Two of the judges supported the ruling, which suggests that the Second Amendment not only insists on a right to “keep” arms but also to “bear” them — essentially, to have them ready for action, and not just in the home.
There seems to be wiggle room, however, in terms of exactly how people can carry guns around: “To be clear, we are not holding that the Second Amendment requires the states to permit concealed carry,” the judges ruled. “But the Second Amendment does require that the states permit some form of carry for self-defense outside the home.”
A third judge dissented, noting that “the Supreme Court has not as yet defined the extent to which the Second Amendment applies outside the home.”
What now?
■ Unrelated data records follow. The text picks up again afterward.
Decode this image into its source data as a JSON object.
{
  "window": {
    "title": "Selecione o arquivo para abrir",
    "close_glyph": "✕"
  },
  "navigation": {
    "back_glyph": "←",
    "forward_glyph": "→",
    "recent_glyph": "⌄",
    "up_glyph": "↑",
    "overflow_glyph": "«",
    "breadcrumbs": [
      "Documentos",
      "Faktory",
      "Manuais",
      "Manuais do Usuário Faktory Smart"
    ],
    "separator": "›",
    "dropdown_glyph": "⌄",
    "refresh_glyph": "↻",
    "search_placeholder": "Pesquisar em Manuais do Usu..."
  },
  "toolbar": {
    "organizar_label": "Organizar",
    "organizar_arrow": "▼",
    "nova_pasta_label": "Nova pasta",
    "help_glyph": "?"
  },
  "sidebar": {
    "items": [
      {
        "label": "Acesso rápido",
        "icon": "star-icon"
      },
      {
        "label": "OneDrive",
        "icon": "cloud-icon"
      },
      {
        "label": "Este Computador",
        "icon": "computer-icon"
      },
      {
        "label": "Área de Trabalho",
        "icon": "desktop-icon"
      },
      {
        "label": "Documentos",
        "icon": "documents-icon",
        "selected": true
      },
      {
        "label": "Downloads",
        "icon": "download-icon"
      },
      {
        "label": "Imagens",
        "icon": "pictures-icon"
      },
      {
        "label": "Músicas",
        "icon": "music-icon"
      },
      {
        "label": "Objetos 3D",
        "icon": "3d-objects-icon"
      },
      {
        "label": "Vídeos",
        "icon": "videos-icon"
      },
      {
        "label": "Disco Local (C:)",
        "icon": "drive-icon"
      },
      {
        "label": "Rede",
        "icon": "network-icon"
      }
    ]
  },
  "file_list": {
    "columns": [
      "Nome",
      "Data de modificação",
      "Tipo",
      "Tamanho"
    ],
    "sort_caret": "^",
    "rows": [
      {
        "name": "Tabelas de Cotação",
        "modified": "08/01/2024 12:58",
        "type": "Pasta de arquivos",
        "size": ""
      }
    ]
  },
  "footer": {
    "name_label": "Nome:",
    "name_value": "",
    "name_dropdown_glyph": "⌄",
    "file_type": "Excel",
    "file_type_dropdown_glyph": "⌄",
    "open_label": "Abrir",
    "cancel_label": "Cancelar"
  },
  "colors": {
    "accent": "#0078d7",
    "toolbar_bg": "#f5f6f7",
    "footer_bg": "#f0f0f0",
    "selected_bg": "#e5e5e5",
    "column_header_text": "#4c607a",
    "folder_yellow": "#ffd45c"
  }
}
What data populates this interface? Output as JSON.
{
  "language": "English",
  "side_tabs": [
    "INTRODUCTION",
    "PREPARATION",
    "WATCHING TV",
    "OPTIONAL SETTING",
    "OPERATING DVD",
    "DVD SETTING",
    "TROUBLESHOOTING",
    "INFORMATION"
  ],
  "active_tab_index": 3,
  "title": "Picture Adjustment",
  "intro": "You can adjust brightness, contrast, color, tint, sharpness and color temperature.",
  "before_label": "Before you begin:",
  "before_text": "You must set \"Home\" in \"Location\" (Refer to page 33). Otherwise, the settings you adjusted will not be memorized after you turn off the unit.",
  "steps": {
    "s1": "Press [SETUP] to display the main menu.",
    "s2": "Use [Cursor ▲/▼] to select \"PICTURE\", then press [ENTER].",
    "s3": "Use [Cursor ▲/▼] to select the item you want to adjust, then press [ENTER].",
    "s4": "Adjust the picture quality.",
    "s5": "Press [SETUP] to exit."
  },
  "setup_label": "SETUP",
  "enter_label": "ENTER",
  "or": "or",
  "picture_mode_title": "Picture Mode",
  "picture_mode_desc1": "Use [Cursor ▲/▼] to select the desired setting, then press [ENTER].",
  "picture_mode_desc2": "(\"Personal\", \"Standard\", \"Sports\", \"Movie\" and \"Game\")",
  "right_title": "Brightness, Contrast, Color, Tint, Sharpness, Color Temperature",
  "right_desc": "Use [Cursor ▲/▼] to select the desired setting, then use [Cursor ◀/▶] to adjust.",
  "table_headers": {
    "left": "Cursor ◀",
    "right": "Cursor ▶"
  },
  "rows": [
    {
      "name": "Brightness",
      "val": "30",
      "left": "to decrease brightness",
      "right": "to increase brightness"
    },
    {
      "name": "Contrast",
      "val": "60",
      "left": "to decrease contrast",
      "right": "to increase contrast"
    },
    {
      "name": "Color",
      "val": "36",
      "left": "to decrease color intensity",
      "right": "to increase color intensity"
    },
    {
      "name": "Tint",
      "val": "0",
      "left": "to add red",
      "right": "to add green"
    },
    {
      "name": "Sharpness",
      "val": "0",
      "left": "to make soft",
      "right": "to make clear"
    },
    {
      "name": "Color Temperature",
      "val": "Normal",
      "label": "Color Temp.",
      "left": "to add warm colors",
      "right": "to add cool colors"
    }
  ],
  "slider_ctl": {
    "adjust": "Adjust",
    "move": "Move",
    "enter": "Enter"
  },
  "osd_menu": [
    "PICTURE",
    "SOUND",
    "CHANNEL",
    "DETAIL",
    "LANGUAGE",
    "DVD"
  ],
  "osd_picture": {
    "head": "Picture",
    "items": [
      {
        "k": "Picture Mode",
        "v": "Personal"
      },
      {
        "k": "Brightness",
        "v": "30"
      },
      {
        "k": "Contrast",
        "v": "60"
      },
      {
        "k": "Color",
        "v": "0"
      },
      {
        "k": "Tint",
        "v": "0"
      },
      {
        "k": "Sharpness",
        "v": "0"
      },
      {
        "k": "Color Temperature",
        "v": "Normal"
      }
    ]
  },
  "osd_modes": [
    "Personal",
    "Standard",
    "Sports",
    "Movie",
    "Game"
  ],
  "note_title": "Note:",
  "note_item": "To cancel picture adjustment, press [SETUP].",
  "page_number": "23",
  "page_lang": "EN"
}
It’s possible that the ruling by the panel of the 9th Circuit could be permanent. It’s not clear whether the entire court will want to rule on the case or pass and allow the panel’s ruling to stand.
With conflicting legal rulings muddying the issue, including a recent federal court ruling in New Jersey that supports its existing concealed weapon law, there’s another possibility: The U.S. Supreme Court may choose soon to decide things once and for all.
Gore announced last month that he won’t appeal the 9th Circuit ruling. “Law enforcement’s role is to uphold and enforce the law,” but not to make it,” he said in a statement.
But the Sheriff’s Department does seem to have discretion in one area: figuring out whether to follow the ruling for now or wait until it’s final. (The full 9th Circuit has put the ruling on hold.)
The Sheriff’s Department has chosen the latter option: It’s waiting. New applications based on the 9th Circuit decision “are being held in abeyance until that decision becomes final,” said Donna Burns of the department’s license and registration division. In other words, they’re on hold. (She said a whopping 655 new applications have come in since the ruling.)
The Sheriff’s Department in Orange County has made the opposite choice. It’s now making it easier to get concealed-weapons permits amid a flood of applications. Under the new guidelines for permits, “an applicant needs only to say it’s necessary for self-protection or self-defense,” according to the Orange County Register.
In recent years, California has cracked down on the “open carry” of guns after allowing it in certain situations.
As the San Diego Reader noted in 2009, open-carry rules — at that time — could be “dizzying, the restrictions numerous.” For example, you can carry a gun openly in a holster … as long as it’s not loaded, even though you can have ammunition right there. Also, “one cannot open carry 1000 feet from a school, for instance, or in the ‘sterile area’ of an airport or in a post office or a national park (though it is legal in a national forest).”
As of 2012, the state banned residents from openly carrying guns even if they aren’t loaded. Last year, open carry of shotguns and rifles became illegal in California, although some states continue to allow it.
But Adam Winkler, a professor of law at UCLA, argued in a recent Los Angeles Times commentary that allowing gun owners to carry their weapons openly — and banning concealed carrying of guns — could actually reduce the threat to the public from firearms.
The new appeals court ruling seems to allow this possibility. Winkler says it’s a good idea: “Hidden weapons is the key here. Very few gun owners want to carry openly displayed guns. The police hassle you, stores refuse to serve you and some people won’t talk to you. Criminals might even target you, seeking to steal your expensive sidearm. … Letting people tote their guns around on their hips sounds dangerous. But for those who want fewer guns on the streets, there are a million reasons to prefer open carry.”